Dynamics and geo-politicsOn October 3, the mainstream communist party, CPN-UML, and the main faction of combative communists, Maoist Centre, forged an electoral alliance.
On October 3, the mainstream communist party, CPN-UML, and the main faction of combative communists, Maoist Centre, forged an electoral alliance. Ex-Maoist leader Baburam Bhattarai and his newly formed non-communist party Naya Shakti Nepal also joined the alliance. Owing to their vast ideological differences and due to the difficulties in adjusting when it comes to issues of leadership, unification may prove to be a non-starter.
UML and the Maoist Centre have always been separate parties, and the relations between the two soured during the latter’s insurgency. Attempts to merge parties never materialised and both groups fought tooth and nail to monopolise the traditional socio-political space and voter base of communists. With opposing views on almost everything from the history and societal structure of Nepal to the insurgency to the wave of ‘identity politics’ touted by the Maoists, the two parties seem to be separated by too many factors. They are poles apart on vital issues like ethnocentric/’Madhes-centric’ federalism and constitution amendment. In the past, UML accused the Maoist Centre of being left-extremists who toe the line of the Indian establishment, and the Maoists retaliated by saying that UML was revisionist and ultra-nationalist.
Wrong ways and right means
How the unification will materialise, let alone succeed and be sustained amid such contradictions remains to be seen. The right way to unite would have been to first agree on ideological framework, policies and programmes, and then work on the adjustment modalities of party rank and file. It didn’t happen that way; the whole decision of unification was made with minimal thought. The only basis, rationale and modus operandi of unification seems to be, “Why not unify our parties? After all, we are both ‘communists’.” That is why the whole emphasis of their 6-point deal is on seat-sharing ratios (60:40) for polls and rotational arrangement for party presidency and premiership.

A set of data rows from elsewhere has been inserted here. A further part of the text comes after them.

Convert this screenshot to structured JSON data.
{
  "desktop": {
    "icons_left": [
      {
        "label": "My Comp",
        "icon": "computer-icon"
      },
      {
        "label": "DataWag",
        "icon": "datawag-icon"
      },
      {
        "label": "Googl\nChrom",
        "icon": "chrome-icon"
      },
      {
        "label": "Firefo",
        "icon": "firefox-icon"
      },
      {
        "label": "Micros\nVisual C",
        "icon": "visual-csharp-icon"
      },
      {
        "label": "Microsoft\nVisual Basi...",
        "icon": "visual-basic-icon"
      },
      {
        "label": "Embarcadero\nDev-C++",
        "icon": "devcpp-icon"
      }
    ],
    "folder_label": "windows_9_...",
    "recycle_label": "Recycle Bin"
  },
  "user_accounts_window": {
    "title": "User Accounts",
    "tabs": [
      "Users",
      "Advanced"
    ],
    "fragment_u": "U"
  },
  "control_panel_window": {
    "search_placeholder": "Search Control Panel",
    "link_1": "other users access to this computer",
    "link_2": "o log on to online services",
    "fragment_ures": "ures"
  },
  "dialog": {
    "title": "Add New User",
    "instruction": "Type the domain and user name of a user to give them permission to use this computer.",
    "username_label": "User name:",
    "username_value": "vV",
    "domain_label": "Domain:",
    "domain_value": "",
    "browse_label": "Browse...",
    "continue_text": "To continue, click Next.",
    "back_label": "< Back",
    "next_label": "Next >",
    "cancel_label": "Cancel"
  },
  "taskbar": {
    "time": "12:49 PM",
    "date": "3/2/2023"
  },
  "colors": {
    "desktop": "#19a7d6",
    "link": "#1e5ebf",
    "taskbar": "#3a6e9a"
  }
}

The votes that have gone to UML and the Maoist Centre separately during the past will not be added automatically as a result of this alliance, as some believe. Several variables, including the popularity of candidates, decide a poll outcome. While a poll alliance is initially easier than unification, ensuring the success of either is equally difficult. The partial poll alliance between Nepali Congress (NC) and Maoist Centre during the recent local level elections wasn’t very successful, mainly because of their ideological differences. Though this particular poll alliance may not suffer this disadvantage, it may face resistance from grassroots level workers of both parties who have been fighting each other over the years. And those cadres are the backbone of any electoral success. It is safe to say that if the poll alliance fails, the unification too will fail.
In fact, even the poll alliance wasn’t a well thought-out idea. It was just a strategy thought out by UML in the aftermath of the last local level polls—the results of which fell far short of UML’s calculations. While it performed poorly in Province 2, UML narrowly came out at the top in other provinces. Results of provincial and federal elections, to be held only after a few months, were not expected to be any different. These results would mean that the UML would once again remain in the opposition, while the NC would hold power with the Maoist Centre as a partner. UML, therefore, seemed to have seen the benefits in breaking the NC-Maoist coalition and forging a poll alliance with the Maoist Centre instead.

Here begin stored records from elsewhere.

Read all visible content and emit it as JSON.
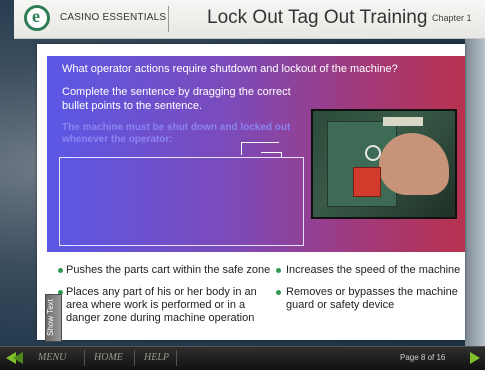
{
  "header": {
    "brand": "CASINO ESSENTIALS",
    "course_title": "Lock Out Tag Out Training",
    "chapter": "Chapter 1"
  },
  "question": "What operator actions require shutdown and lockout of the machine?",
  "instruction": "Complete the sentence by dragging the correct bullet points to the sentence.",
  "target_sentence": "The machine must be shut down and locked out whenever the operator:",
  "options": [
    {
      "label": "Pushes the parts cart within the safe zone"
    },
    {
      "label": "Increases the speed of the machine"
    },
    {
      "label": "Places any part of his or her body in an area where work is performed or in a danger zone during machine operation"
    },
    {
      "label": "Removes or bypasses the machine guard or safety device"
    }
  ],
  "show_text": "Show Text",
  "footer": {
    "menu": "MENU",
    "home": "HOME",
    "help": "HELP",
    "page": "Page 8 of 16"
  },
  "colors": {
    "accent_green": "#2f9a4d",
    "stage_start": "#5b58e6",
    "stage_end": "#b8324e"
  },
  "icons": [
    "back-arrow-icon",
    "next-arrow-icon",
    "logo-icon"
  ]
}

Hopes and concerns
The rest of the nation, and the world, will judge and respond to the unification based on its merit. Does the alliance intend to overthrow the existing democratic order and establish a one-party communist rule? Do they want to amend the constitution and seize absolute power if they achieve absolute parliamentary majority? The Maoist Centre, even after they joined the mainstream polity, are known to hunger for such adventures. But, any such move is bound to cause backlash on both the domestic and external fronts, as democracy and capitalism with or without social security is the order of the day, communism is not. On the other hand, if unification is to bring about a two- or three-party democratic system, Nepali people will celebrate. This is because such systems have the potential to focus ideologies, which may bring political stability to deliver services and to develop the country. In that case, the unification will also positively pressure NC. Presence of a strong and unified adversary will force NC to improve. To survive, it either has to improve its performance or consign itself to history. It cannot always be a winner on account of its historical contributions and on account of an opponent’s divided vote-bank.
Foreign hand, really?

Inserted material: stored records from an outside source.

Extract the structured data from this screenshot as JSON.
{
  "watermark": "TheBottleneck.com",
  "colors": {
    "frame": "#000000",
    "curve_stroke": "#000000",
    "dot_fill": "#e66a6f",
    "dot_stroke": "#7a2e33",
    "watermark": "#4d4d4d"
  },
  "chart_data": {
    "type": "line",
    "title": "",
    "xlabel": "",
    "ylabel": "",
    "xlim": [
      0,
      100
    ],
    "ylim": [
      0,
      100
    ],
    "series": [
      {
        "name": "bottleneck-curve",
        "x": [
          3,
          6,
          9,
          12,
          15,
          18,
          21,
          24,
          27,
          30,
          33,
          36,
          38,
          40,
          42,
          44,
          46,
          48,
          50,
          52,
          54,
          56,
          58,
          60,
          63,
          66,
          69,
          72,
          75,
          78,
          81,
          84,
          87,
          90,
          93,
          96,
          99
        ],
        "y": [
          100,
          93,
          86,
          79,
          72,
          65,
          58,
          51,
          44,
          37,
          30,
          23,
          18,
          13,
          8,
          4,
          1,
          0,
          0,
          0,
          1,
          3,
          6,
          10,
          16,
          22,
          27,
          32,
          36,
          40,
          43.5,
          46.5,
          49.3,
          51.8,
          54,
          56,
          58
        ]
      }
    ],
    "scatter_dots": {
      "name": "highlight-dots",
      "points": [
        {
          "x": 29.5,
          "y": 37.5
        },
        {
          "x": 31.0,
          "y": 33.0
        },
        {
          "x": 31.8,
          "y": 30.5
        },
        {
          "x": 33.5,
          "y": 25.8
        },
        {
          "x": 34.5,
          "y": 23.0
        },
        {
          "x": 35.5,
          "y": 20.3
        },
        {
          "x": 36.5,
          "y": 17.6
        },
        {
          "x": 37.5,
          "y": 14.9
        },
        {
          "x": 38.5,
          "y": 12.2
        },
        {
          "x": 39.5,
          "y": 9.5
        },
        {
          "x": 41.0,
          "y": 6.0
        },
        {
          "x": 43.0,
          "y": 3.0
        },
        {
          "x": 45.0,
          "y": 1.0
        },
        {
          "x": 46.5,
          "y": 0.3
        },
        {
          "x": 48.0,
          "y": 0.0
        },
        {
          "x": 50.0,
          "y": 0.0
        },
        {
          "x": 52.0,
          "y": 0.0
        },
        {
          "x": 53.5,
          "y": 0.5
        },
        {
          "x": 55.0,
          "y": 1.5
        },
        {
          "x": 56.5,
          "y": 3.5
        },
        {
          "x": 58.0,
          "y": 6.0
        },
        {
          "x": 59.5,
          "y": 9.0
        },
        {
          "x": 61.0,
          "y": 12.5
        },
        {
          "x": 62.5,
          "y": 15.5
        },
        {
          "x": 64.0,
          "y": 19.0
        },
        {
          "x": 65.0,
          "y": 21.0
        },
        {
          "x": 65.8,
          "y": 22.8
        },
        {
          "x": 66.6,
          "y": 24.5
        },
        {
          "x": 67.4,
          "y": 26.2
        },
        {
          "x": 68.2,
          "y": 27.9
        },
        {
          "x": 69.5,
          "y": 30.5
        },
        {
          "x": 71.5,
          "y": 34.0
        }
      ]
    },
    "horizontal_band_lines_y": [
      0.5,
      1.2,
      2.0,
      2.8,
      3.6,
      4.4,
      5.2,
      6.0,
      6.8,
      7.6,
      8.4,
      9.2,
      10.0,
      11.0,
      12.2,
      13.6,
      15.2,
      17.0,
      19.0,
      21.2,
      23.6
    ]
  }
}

A ‘foreign hand’, especially that of India, is a factor that is widely believed to be behind any major political developments in this country. This time was no exception. Some pundits have even opined that in order to “Indianise” the nationalist UML from within, Delhi is pushing the Maoist Centre and Baburam to unite. The theory, however, isn’t convincing. This time, even China is widely accused of being behind this alliance-unification drama, an argument not without reason. However, with its non-interventionist, hands-off approach in Nepal’s internal affairs, China has always stuck to a ‘state to state only’ relationship. All Nepal needs is to contain Indian intervention and exercise her sovereign power and national independence. To invite China to meddle in Nepal’s dirty internal politics in order to counter India will be a recipe for disaster. That will only make Nepal a battle ground of another Cold War between two giants.